Reporting Mo Ivory
I am sick to my stomach.
Not because the City of Atlanta was on fire.
Not because hundreds of thousands of people flooded downtown Atlanta.
Not because I couldn’t get backstage to see top artists such as Ludacris, Macklemore, MUSE and Sting during their free concerts at Centennial Olympic Park.
No, I’m sick to my stomach because there were so many Final Four-related financial transactions going on these past few days – from ticket sales, to the Bracket Town Fan Fest at the Georgia World Congress Center to the merchandising on every street corner in downtown Atlanta – and the players won’t see a penny of it!
All of that Syracuse, Michigan and Wichita State paraphernalia everyone was wearing – not to mention the inescapable “Win with Ware” Louisville T-shirts – I can’t help but ask: When will the players get a cut of the millions if not billions of dollars being generated by their talent?
My Dad and I discussed this in detail as we rode MARTA to the Georgia Dome, and people on the train joined in the conversation with comments like: “The players are being raped!” “They already get scholarships!” Then there was the astounding: “Why should the players get a cut?

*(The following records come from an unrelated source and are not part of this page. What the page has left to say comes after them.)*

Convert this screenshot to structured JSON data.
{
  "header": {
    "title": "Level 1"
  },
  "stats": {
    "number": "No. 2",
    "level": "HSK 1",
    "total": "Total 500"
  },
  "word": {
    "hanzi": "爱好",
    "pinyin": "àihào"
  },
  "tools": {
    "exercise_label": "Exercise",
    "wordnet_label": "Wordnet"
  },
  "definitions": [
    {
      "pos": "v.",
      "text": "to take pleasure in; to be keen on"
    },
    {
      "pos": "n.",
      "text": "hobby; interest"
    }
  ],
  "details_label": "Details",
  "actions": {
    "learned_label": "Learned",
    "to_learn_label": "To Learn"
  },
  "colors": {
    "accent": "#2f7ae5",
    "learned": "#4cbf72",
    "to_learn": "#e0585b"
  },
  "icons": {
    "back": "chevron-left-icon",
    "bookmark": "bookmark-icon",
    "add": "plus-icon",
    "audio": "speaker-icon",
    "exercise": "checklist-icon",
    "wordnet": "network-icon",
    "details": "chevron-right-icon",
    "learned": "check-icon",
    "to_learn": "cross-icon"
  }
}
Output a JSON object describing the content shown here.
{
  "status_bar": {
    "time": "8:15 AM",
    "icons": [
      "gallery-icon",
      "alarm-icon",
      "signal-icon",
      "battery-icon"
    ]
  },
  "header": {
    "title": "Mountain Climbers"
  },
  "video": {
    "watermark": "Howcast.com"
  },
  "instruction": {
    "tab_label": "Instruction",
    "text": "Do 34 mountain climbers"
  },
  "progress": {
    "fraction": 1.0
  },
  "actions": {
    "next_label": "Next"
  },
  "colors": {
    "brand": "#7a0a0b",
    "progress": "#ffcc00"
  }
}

They should be glad just to get a chance to go to college.”
Why shouldn’t Kevin Ware get a cut of the profits generated from the T-shirts bearing his name and sold in the thousands this past weekend while he sat in a wheelchair recovering?
Oh yeah, Kevin should just be glad he still gets to go to class at Louisville.
And I know, I know – it’s against NCAA rules to pay players money for their talent.
BUT, perfectly fine to pay coaches that make it to Final Four salaries in the multi-million dollar range and equal bonuses to match.
Oh by the way, television broadcast revenues of college sports have soared to nearly $2 billion a year. College sport merchandise licensing revenue — from T-shirts, hats, shoes and video games was reported to have garnered $4.6 billion in 2012.
And how much of that do the actual college players get again? ZERO!
There may be, however, some relief in sight.
Currently, there is a class action lawsuit that can change the structure of scholarships and payments to college student athletes. The lawsuit was initiated by former NBA players Ed O’Bannon, Bill Russell and Oscar Robertson. It alleges the NCAA violates US Antitrust laws. And essentially that means by not paying the student athletes the NCAA creates a monopoly or participates in anti-competitive behavior.
The lawsuit seeks payments to student athletes based on revenues from live and taped TV broadcasts of college football and basketball games. It also seeks a share of profits from merchandise licensing fees on clothing, video games and anything else that uses or markets the player’s likeness.
This past February a federal judge in California allowed the lawsuit to go forward, over NCAA objections. The trial is scheduled for July 2014.
What will happen in the meantime? I have a proposal and I am going to send it to the NCAA.
It all has to do with family. Many college players want to win a college championship and get drafted to the NBA so they can help their families, and change the economic future for their parents and siblings.
I am proposing that every time a college or university recruits and offers a student an athletic scholarship they should also offer the siblings of that athlete a scholarship as well. Any scholarship. Even a grant that equates to the price of full tuition, room, board and books would suffice. That way, they are educating a family and taking a financial burden off the parents or the guardians in exchange for the millions they will make off that one student athlete.
Sunday, I went to Lenox Mall and I asked a few Louisville fans about my idea. They loved it. They said at least this idea could work at the top schools where the money is so plentiful. They remarked that many times, a top athlete, especially African-American ones, will go to college but his siblings will stay on the streets, get in trouble and end up in jail because they don’t have the same access to opportunity that their highly-recruited sibling does. That should not be.
So, in the day where a coach who screams at, hits and berates his players with homophobic slurs at his players – but still gets a $100,000 bonus on top of his $600,000+ salary upon his firing – it is time to demand more from the colleges and universities for the very players that make it possible for a coach to make that kind of money.
- Mo Ivory, CBS Local